Component data from apps and pages:
------------------------------------

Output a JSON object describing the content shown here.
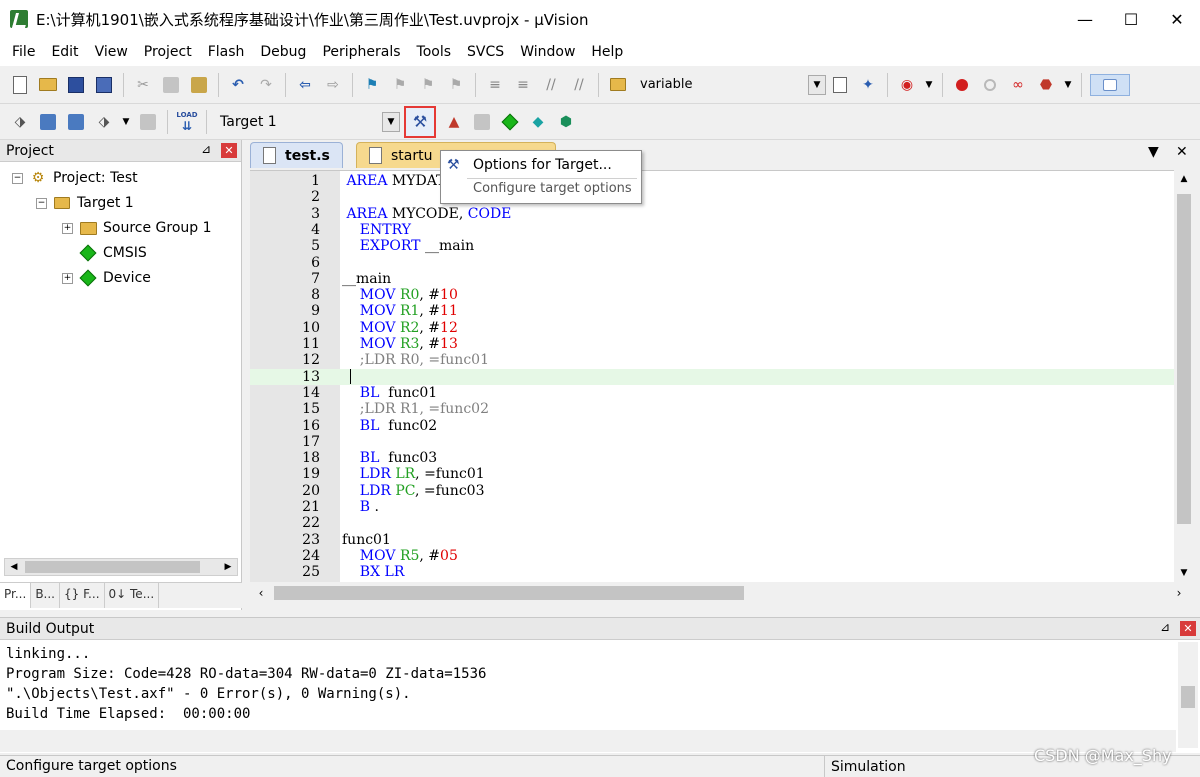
{
  "window": {
    "title": "E:\\计算机1901\\嵌入式系统程序基础设计\\作业\\第三周作业\\Test.uvprojx - µVision",
    "minimize": "—",
    "maximize": "☐",
    "close": "✕"
  },
  "menu": [
    "File",
    "Edit",
    "View",
    "Project",
    "Flash",
    "Debug",
    "Peripherals",
    "Tools",
    "SVCS",
    "Window",
    "Help"
  ],
  "toolbar1": {
    "find_value": "variable"
  },
  "toolbar2": {
    "target_value": "Target 1",
    "load_label": "LOAD"
  },
  "project_panel": {
    "title": "Project",
    "pin": "⊿",
    "close": "✕",
    "tree": {
      "root": "Project: Test",
      "target": "Target 1",
      "group": "Source Group 1",
      "cmsis": "CMSIS",
      "device": "Device"
    },
    "tabs": [
      "Pr...",
      "B...",
      "{} F...",
      "0↓ Te..."
    ]
  },
  "editor": {
    "tabs": [
      "test.s",
      "startup_ARMCM3.s"
    ],
    "tab2_visible": "startu",
    "tab2_tail": "..."
  },
  "code_lines": [
    {
      "n": "1",
      "parts": [
        [
          "kw",
          " AREA "
        ],
        [
          "",
          "MYDATA"
        ]
      ]
    },
    {
      "n": "2",
      "parts": []
    },
    {
      "n": "3",
      "parts": [
        [
          "kw",
          " AREA "
        ],
        [
          "",
          "MYCODE, "
        ],
        [
          "kw",
          "CODE"
        ]
      ]
    },
    {
      "n": "4",
      "parts": [
        [
          "kw",
          "    ENTRY"
        ]
      ]
    },
    {
      "n": "5",
      "parts": [
        [
          "kw",
          "    EXPORT "
        ],
        [
          "",
          "__main"
        ]
      ]
    },
    {
      "n": "6",
      "parts": []
    },
    {
      "n": "7",
      "parts": [
        [
          "",
          "__main"
        ]
      ]
    },
    {
      "n": "8",
      "parts": [
        [
          "kw",
          "    MOV "
        ],
        [
          "reg",
          "R0"
        ],
        [
          "",
          ", #"
        ],
        [
          "num",
          "10"
        ]
      ]
    },
    {
      "n": "9",
      "parts": [
        [
          "kw",
          "    MOV "
        ],
        [
          "reg",
          "R1"
        ],
        [
          "",
          ", #"
        ],
        [
          "num",
          "11"
        ]
      ]
    },
    {
      "n": "10",
      "parts": [
        [
          "kw",
          "    MOV "
        ],
        [
          "reg",
          "R2"
        ],
        [
          "",
          ", #"
        ],
        [
          "num",
          "12"
        ]
      ]
    },
    {
      "n": "11",
      "parts": [
        [
          "kw",
          "    MOV "
        ],
        [
          "reg",
          "R3"
        ],
        [
          "",
          ", #"
        ],
        [
          "num",
          "13"
        ]
      ]
    },
    {
      "n": "12",
      "parts": [
        [
          "cmt",
          "    ;LDR R0, =func01"
        ]
      ]
    },
    {
      "n": "13",
      "parts": []
    },
    {
      "n": "14",
      "parts": [
        [
          "kw",
          "    BL  "
        ],
        [
          "",
          "func01"
        ]
      ]
    },
    {
      "n": "15",
      "parts": [
        [
          "cmt",
          "    ;LDR R1, =func02"
        ]
      ]
    },
    {
      "n": "16",
      "parts": [
        [
          "kw",
          "    BL  "
        ],
        [
          "",
          "func02"
        ]
      ]
    },
    {
      "n": "17",
      "parts": []
    },
    {
      "n": "18",
      "parts": [
        [
          "kw",
          "    BL  "
        ],
        [
          "",
          "func03"
        ]
      ]
    },
    {
      "n": "19",
      "parts": [
        [
          "kw",
          "    LDR "
        ],
        [
          "reg",
          "LR"
        ],
        [
          "",
          ", =func01"
        ]
      ]
    },
    {
      "n": "20",
      "parts": [
        [
          "kw",
          "    LDR "
        ],
        [
          "reg",
          "PC"
        ],
        [
          "",
          ", =func03"
        ]
      ]
    },
    {
      "n": "21",
      "parts": [
        [
          "kw",
          "    B "
        ],
        [
          "",
          "."
        ]
      ]
    },
    {
      "n": "22",
      "parts": []
    },
    {
      "n": "23",
      "parts": [
        [
          "",
          "func01"
        ]
      ]
    },
    {
      "n": "24",
      "parts": [
        [
          "kw",
          "    MOV "
        ],
        [
          "reg",
          "R5"
        ],
        [
          "",
          ", #"
        ],
        [
          "num",
          "05"
        ]
      ]
    },
    {
      "n": "25",
      "parts": [
        [
          "kw",
          "    BX "
        ],
        [
          "kw",
          "LR"
        ]
      ]
    }
  ],
  "current_line": 13,
  "tooltip": {
    "title": "Options for Target...",
    "description": "Configure target options"
  },
  "build_output": {
    "title": "Build Output",
    "lines": [
      "linking...",
      "Program Size: Code=428 RO-data=304 RW-data=0 ZI-data=1536",
      "\".\\Objects\\Test.axf\" - 0 Error(s), 0 Warning(s).",
      "Build Time Elapsed:  00:00:00"
    ]
  },
  "status": {
    "left": "Configure target options",
    "mode": "Simulation"
  },
  "watermark": "CSDN @Max_Shy",
  "colors": {
    "highlight_box": "#e53935",
    "keyword": "#0000ff",
    "register": "#22a022",
    "number": "#e00000",
    "comment": "#808080"
  }
}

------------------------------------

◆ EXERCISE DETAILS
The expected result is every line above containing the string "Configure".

◆ EXERCISE SOLUTION
    "description": "Configure target options"
    "left": "Configure target options",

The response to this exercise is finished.